* **DIRECTIONS**
Please state how many lines in the records that follow include "Benutzerkennung", with no other output.

** PROVIDED ENTRIES follows **

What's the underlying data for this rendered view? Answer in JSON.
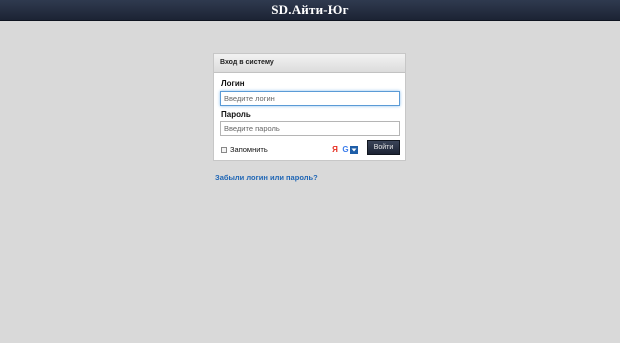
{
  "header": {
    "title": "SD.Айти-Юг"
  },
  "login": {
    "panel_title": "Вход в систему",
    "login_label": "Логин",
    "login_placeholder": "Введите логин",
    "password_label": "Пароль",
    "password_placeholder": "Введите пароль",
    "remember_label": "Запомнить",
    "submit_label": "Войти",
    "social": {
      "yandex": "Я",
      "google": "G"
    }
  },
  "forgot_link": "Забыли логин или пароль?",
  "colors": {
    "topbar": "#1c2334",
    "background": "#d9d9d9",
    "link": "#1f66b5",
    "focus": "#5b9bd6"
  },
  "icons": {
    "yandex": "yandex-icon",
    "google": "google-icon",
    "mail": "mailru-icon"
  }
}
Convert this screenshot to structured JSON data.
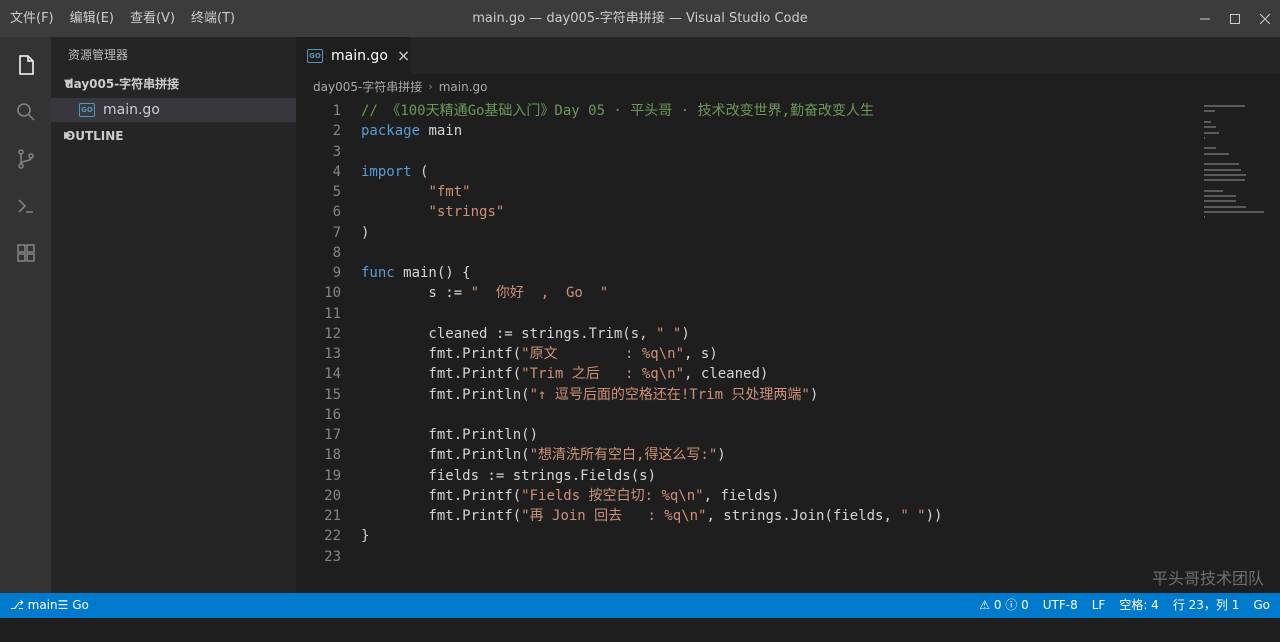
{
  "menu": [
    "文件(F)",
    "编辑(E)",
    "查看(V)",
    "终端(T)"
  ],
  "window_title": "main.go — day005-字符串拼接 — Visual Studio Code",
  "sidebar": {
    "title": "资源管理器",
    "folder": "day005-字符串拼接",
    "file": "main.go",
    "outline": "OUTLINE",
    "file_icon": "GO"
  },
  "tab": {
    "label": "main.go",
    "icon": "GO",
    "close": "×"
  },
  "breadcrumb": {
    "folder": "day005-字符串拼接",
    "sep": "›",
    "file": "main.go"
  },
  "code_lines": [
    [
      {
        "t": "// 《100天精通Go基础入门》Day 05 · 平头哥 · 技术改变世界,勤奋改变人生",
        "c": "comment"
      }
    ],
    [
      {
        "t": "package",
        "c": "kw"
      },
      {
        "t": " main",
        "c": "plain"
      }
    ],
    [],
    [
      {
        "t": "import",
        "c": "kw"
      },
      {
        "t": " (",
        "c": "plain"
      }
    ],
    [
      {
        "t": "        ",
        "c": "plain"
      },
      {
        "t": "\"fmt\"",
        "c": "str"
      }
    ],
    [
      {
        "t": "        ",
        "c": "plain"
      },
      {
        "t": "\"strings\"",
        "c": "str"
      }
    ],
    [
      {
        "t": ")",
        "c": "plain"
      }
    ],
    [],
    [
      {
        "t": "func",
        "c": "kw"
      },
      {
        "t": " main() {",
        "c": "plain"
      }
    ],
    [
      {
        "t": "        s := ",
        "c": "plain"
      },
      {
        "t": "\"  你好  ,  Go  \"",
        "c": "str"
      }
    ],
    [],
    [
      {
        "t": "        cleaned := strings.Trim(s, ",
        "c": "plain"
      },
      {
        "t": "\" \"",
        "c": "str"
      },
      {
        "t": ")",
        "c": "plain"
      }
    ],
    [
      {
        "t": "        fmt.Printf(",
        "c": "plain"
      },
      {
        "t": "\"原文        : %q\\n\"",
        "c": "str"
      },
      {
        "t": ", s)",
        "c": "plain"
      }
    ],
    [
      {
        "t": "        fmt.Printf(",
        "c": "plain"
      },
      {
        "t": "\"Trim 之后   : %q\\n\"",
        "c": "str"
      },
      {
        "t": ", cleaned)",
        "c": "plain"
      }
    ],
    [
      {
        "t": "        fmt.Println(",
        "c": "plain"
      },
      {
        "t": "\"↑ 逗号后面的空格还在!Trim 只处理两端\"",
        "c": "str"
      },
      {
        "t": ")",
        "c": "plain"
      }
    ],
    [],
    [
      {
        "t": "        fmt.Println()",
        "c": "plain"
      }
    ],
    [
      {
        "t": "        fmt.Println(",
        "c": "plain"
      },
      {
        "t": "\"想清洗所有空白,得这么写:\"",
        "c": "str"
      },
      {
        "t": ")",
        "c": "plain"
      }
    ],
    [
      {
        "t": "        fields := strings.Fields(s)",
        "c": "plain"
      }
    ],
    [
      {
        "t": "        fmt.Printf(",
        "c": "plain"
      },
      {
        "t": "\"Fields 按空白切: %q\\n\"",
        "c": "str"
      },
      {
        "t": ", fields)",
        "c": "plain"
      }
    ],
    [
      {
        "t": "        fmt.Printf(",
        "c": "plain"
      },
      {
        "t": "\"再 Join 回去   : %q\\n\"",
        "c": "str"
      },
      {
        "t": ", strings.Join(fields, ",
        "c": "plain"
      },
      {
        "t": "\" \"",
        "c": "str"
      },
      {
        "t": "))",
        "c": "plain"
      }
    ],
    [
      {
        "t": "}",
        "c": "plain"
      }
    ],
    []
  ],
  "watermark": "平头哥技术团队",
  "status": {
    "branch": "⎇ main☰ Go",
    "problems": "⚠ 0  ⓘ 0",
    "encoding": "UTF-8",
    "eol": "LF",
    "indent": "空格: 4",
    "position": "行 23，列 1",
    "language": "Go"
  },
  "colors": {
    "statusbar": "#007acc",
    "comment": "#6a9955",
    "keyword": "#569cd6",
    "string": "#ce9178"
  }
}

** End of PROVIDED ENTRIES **
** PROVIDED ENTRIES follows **

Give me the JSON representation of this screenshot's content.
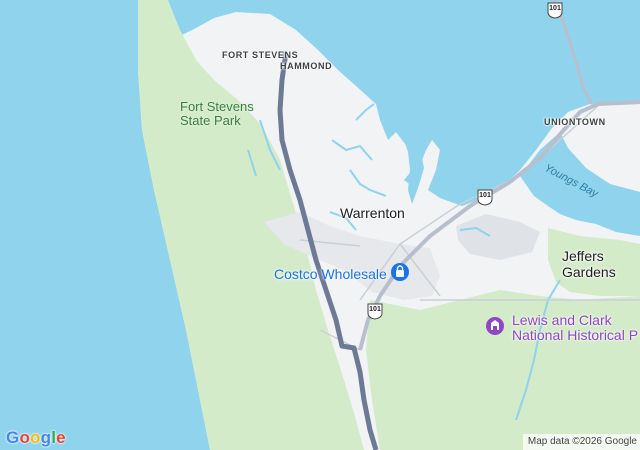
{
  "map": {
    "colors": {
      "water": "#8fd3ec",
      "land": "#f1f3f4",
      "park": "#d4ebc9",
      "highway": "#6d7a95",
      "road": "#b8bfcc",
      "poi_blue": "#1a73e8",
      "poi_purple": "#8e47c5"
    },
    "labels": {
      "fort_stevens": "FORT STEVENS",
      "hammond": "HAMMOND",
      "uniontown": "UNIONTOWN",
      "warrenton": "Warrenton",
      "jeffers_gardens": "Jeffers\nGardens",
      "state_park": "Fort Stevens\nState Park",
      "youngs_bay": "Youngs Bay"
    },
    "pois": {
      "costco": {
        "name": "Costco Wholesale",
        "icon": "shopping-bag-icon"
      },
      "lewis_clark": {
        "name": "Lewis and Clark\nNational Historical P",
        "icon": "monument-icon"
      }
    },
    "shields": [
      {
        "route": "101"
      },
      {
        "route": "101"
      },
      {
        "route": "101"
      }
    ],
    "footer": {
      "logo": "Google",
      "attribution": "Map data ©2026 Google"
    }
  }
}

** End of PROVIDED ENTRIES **
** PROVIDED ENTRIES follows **

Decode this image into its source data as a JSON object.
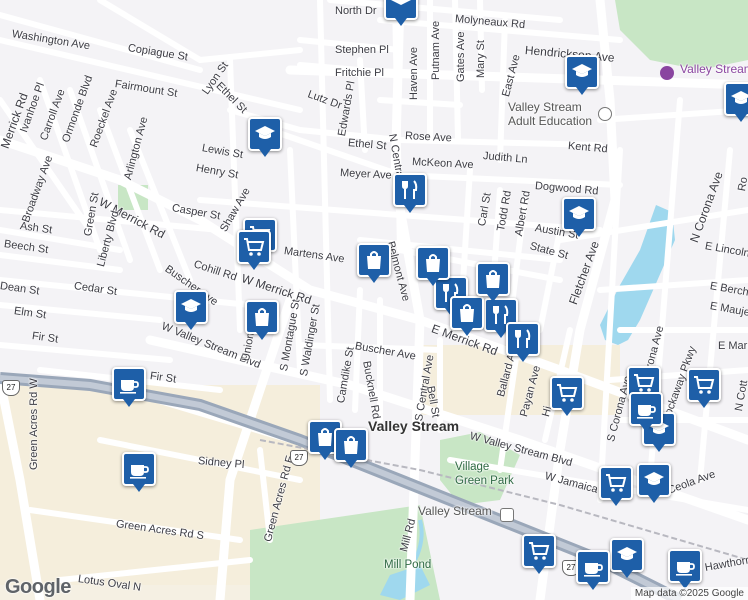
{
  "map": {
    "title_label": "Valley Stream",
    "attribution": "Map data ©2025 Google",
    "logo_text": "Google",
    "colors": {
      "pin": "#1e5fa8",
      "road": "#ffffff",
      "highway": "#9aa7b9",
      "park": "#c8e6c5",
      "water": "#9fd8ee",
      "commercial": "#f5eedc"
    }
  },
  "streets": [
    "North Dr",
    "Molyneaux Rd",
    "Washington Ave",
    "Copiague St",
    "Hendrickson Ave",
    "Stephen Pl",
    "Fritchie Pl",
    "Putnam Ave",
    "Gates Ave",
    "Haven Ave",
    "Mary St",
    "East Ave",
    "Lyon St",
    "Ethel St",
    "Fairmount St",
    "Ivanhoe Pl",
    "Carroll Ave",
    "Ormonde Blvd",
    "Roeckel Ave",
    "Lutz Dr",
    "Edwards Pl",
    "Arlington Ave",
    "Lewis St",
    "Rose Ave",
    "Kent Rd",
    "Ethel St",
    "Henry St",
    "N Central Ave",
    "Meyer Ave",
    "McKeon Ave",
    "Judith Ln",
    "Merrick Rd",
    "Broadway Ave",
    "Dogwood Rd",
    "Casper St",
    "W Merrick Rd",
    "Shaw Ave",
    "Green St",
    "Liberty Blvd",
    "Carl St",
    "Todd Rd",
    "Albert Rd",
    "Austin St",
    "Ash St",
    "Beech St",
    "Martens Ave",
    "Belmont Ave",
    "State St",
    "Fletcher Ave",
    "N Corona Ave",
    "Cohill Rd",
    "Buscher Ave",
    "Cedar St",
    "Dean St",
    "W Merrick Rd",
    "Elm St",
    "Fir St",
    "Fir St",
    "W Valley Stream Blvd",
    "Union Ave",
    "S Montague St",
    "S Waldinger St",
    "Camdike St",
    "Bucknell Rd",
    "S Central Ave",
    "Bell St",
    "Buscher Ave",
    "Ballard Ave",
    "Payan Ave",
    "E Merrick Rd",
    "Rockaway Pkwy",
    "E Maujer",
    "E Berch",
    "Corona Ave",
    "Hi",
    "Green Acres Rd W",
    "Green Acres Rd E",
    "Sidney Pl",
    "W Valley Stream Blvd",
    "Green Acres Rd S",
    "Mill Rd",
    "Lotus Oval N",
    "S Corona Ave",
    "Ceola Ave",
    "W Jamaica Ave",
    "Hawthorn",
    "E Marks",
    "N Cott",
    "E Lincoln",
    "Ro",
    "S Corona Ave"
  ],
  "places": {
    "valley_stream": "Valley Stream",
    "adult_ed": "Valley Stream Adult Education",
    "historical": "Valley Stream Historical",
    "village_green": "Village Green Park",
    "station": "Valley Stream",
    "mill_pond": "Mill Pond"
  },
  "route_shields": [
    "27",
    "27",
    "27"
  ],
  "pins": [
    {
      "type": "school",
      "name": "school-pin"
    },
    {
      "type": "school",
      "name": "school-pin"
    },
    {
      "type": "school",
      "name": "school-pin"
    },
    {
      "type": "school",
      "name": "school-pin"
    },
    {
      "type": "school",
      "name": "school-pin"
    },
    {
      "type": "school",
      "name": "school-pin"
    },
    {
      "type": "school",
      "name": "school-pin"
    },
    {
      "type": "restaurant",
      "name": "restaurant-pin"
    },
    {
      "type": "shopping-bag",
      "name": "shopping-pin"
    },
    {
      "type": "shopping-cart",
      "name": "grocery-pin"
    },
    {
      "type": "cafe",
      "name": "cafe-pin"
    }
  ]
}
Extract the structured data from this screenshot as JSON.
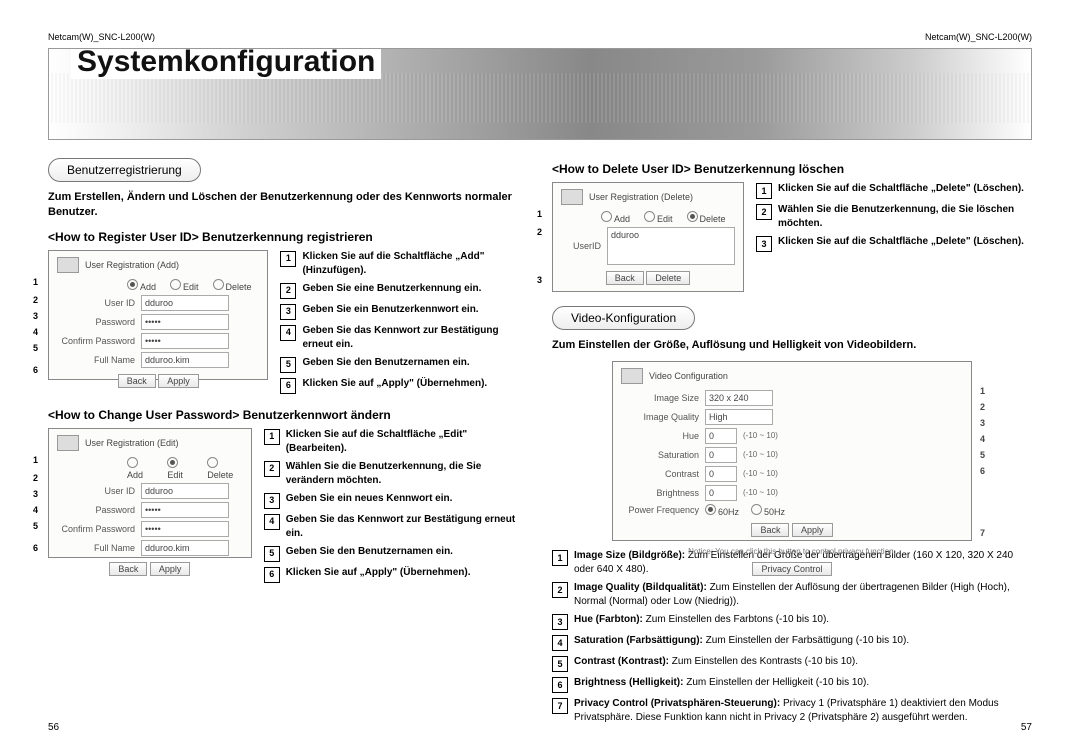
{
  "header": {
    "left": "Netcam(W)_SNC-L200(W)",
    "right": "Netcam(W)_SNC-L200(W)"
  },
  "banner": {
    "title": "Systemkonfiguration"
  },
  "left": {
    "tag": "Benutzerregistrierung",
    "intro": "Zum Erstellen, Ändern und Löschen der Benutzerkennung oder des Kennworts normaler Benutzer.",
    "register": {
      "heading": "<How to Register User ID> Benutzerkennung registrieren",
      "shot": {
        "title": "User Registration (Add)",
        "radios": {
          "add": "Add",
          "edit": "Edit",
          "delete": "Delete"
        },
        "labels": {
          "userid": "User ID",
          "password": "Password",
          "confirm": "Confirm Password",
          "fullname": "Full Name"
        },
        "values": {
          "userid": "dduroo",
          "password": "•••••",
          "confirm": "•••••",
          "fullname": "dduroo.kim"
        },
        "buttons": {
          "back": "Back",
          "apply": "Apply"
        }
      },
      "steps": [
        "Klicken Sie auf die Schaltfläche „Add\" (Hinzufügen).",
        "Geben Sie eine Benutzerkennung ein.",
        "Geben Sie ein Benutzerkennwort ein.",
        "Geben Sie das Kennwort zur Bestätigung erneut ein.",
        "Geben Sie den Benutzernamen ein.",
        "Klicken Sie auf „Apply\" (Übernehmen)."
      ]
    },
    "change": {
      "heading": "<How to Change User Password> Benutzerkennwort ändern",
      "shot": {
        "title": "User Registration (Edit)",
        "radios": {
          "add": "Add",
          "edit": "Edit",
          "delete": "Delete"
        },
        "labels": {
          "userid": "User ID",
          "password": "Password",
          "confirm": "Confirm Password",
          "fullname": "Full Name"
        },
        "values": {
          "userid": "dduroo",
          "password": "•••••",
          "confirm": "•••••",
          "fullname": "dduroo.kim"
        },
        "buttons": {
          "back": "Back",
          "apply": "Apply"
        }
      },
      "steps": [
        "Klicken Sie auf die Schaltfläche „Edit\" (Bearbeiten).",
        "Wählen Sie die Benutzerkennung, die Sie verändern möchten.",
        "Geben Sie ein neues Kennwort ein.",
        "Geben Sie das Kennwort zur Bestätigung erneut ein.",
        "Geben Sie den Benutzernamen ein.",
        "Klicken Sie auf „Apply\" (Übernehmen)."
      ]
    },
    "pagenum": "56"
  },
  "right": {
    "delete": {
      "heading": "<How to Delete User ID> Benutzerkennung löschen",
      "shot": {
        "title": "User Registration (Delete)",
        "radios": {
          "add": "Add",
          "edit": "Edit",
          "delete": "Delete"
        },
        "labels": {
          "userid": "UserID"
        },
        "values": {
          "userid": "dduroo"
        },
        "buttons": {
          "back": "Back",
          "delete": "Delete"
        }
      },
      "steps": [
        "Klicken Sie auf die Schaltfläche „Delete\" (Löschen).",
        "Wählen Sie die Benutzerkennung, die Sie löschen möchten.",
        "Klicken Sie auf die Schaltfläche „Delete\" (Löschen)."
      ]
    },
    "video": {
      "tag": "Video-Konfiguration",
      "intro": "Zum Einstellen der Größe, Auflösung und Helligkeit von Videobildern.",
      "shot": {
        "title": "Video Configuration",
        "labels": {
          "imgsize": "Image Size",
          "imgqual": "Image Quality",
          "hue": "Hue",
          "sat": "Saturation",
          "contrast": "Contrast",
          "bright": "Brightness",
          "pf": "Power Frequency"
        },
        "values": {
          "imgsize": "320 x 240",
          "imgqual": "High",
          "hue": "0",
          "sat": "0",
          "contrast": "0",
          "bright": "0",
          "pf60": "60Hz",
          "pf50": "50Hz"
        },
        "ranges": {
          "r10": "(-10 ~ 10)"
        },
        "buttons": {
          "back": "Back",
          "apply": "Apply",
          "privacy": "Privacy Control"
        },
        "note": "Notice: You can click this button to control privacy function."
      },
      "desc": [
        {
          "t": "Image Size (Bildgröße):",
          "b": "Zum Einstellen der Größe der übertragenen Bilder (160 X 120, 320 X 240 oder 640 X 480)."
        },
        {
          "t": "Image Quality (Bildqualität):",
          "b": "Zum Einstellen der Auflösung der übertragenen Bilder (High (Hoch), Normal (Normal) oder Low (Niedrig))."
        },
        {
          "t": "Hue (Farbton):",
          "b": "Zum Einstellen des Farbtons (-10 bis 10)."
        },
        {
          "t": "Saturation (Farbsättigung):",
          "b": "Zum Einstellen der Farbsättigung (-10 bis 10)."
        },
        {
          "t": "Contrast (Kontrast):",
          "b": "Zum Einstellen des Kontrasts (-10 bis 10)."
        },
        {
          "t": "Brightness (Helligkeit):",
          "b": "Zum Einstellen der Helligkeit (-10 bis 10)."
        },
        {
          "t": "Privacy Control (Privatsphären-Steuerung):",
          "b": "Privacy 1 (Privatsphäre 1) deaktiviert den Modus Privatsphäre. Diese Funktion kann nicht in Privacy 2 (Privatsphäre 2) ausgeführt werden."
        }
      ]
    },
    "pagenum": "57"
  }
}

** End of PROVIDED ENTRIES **

* **WRITTEN RESPONSE**
6